31. I entirely agree with my learned brother that in the instant case there is nothing to hold that the confession was voluntary. The prosecution has failed to satisfy the voluntariness of the confession. There is nothing on record to show that the accused who was labouring under great mental disorder as a prisoner, was capable of understanding the warnings and was in a fit frame of mind to make the confession. We have nothing before us as to the reason that impelled the accused to make the alleged confessional statement. The reason attributed is stereotyped and there was no effort made by the Magistrate to find out the impelling factor that had prompted the prisoner to make the statement. There is nothing to show as to why the prisoner was not asked to write his own confessional statement. These apart, I find that the learned Magistrate has perfunctorily recorded the statement in a very casual manner. The prisoner, a tea garden laboure economically, educationally and socially backward was not explained his constitutional and statutory rights to legal aid. It is no explanation that if lawyers are engaged at the stage of recording the confession most of the accused will refuse to make confessional statement.

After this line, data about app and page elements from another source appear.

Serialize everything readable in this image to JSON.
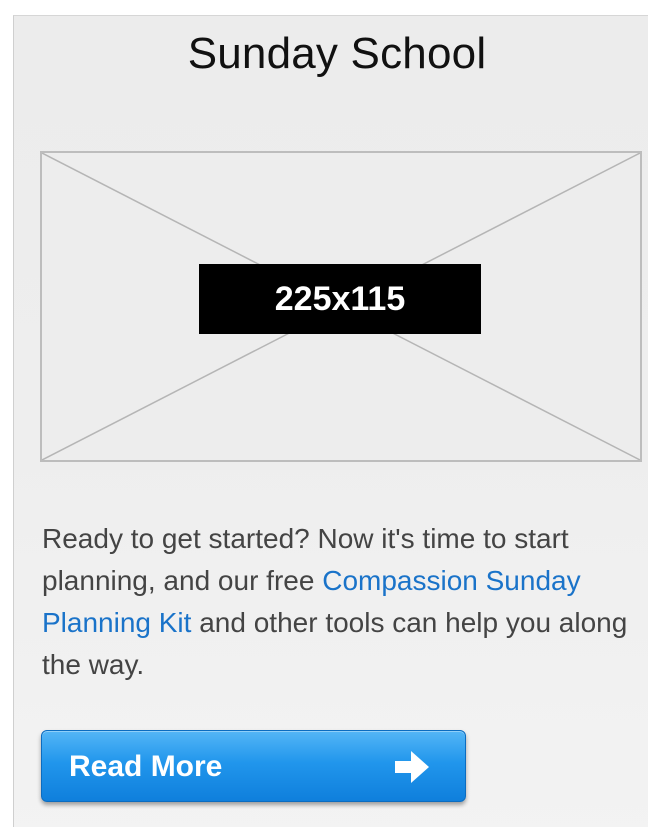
{
  "section": {
    "title": "Sunday School"
  },
  "image_placeholder": {
    "label": "225x115"
  },
  "description": {
    "text_before": "Ready to get started? Now it's time to start planning, and our free ",
    "link_text": "Compassion Sunday Planning Kit",
    "text_after": " and other tools can help you along the way."
  },
  "button": {
    "label": "Read More",
    "icon": "arrow-right-icon"
  },
  "colors": {
    "link": "#1a73c9",
    "button": "#1e8fe8",
    "text": "#444444"
  }
}
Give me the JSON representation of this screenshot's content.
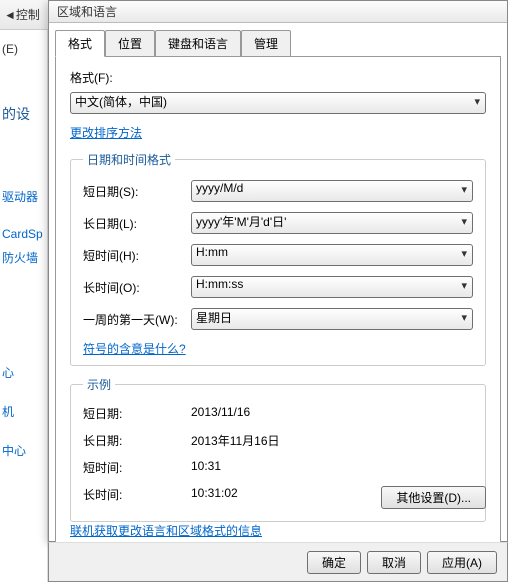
{
  "background": {
    "toolbar_item": "控制",
    "edit_menu": "(E)",
    "left_items": [
      "的设",
      "驱动器",
      "CardSp",
      "防火墙",
      "心",
      "机",
      "中心"
    ]
  },
  "dialog": {
    "title": "区域和语言",
    "tabs": [
      "格式",
      "位置",
      "键盘和语言",
      "管理"
    ],
    "format_label": "格式(F):",
    "format_value": "中文(简体，中国)",
    "sort_link": "更改排序方法",
    "datetime_legend": "日期和时间格式",
    "fields": {
      "short_date": {
        "label": "短日期(S):",
        "value": "yyyy/M/d"
      },
      "long_date": {
        "label": "长日期(L):",
        "value": "yyyy'年'M'月'd'日'"
      },
      "short_time": {
        "label": "短时间(H):",
        "value": "H:mm"
      },
      "long_time": {
        "label": "长时间(O):",
        "value": "H:mm:ss"
      },
      "first_day": {
        "label": "一周的第一天(W):",
        "value": "星期日"
      }
    },
    "notation_link": "符号的含意是什么?",
    "sample_legend": "示例",
    "samples": {
      "short_date": {
        "label": "短日期:",
        "value": "2013/11/16"
      },
      "long_date": {
        "label": "长日期:",
        "value": "2013年11月16日"
      },
      "short_time": {
        "label": "短时间:",
        "value": "10:31"
      },
      "long_time": {
        "label": "长时间:",
        "value": "10:31:02"
      }
    },
    "other_settings": "其他设置(D)...",
    "online_link": "联机获取更改语言和区域格式的信息",
    "buttons": {
      "ok": "确定",
      "cancel": "取消",
      "apply": "应用(A)"
    }
  }
}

If persons economically, socially and educationally advanced can get the advantage of legal aid why should 99 per cent of the Indians be deprived of the opportunities?
32. In fine, I conclude that the provision of Section 164 requires a second look by the law-makers, the Judges Rules or the Executive Instructions issued by the High Courts to the Magistrate about recording of confession require modification and alteration, provided the observations made above are just and timely.